The UK government has announced the sale of UK Green Investment Bank (GBI) to a Macquarie-led consortium for GBP 2.30 billion following delays caused by criticism from politicians and environmental campaigners alike.

Despite concerns the privatisation could lead to an asset-stripping, the Australian investment bank beat rival suitors to the punch for the company created to invest in renewable projects on commercial terms.

Macquarie teamed up with Macquarie European Infrastructure Fund 5 (MEIF5) and Universities Superannuation Scheme (USS) on the auction launched in March last year which drew a bid from Sustainable Development Capital.

In order to allay concerns, the deal includes a “special share” arrangement involving the appointment of five independent trustees to safeguard GIB’s green purpose.

Macquarie intends to make GIB its platform for spending in the UK and Europe’s renewable infrastructure by combining it with its own existing local clean energy investment arm.

This enlarged entity will continue to operate from offices in London and Edinburgh and is expected to be one of Europe’s largest teams of renewable project financing specialists.

It will manage or supervise more than GBP 4.00 billion of assets and projects and help establish three new investment vehicles – comprising offshore wind, low carbon lending and green infrastructure.

All three will have long-term backers; USS and MEIF5 are bankrolling the renewable power unit, and private pension scheme is joining UK investment trust GCP Infrastructure on the financing platform.

The government, which has provided GIB with total funding of GBP 1.50 billion since 2012, plans to take part in the proposed green infrastructure vehicle.

Macquarie has already committed to the bank’s new target of pushing GBP 3.00 billion into green projects over the next three years, either directly or by arranging capital from other investors.

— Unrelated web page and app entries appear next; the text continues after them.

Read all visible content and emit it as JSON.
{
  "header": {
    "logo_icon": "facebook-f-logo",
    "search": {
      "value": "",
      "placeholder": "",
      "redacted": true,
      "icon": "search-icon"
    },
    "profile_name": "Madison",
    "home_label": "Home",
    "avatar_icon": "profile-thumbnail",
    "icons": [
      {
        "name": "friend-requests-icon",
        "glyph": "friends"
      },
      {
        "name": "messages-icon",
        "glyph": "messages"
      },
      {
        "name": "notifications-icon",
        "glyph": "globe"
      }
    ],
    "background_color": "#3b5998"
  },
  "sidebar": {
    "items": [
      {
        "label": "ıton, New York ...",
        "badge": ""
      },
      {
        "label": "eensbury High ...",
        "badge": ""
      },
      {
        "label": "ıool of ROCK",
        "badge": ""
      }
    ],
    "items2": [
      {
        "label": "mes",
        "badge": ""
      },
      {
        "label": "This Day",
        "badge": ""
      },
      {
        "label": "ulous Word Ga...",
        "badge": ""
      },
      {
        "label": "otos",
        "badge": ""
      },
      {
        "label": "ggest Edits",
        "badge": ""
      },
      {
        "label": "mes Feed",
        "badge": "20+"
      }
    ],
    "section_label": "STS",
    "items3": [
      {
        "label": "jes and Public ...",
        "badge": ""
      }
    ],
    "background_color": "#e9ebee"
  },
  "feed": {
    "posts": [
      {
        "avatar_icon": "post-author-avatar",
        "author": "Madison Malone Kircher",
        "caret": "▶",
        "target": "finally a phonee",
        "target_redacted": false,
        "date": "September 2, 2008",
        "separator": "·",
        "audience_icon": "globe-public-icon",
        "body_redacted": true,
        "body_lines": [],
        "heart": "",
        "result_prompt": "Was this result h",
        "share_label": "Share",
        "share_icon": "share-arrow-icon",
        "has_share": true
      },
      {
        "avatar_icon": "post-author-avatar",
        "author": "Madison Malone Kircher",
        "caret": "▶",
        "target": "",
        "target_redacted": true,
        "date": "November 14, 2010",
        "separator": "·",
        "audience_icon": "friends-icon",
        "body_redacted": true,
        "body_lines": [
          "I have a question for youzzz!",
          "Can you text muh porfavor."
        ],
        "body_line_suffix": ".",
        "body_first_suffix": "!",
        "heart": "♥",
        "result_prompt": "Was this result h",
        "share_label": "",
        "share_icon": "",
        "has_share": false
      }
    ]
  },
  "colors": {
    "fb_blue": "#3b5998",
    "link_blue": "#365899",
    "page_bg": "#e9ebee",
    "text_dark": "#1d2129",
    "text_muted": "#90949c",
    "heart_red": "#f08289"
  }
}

The privatisation is subject to merger clearance by the European Union and is expected to take around two months.

© Zephus Ltd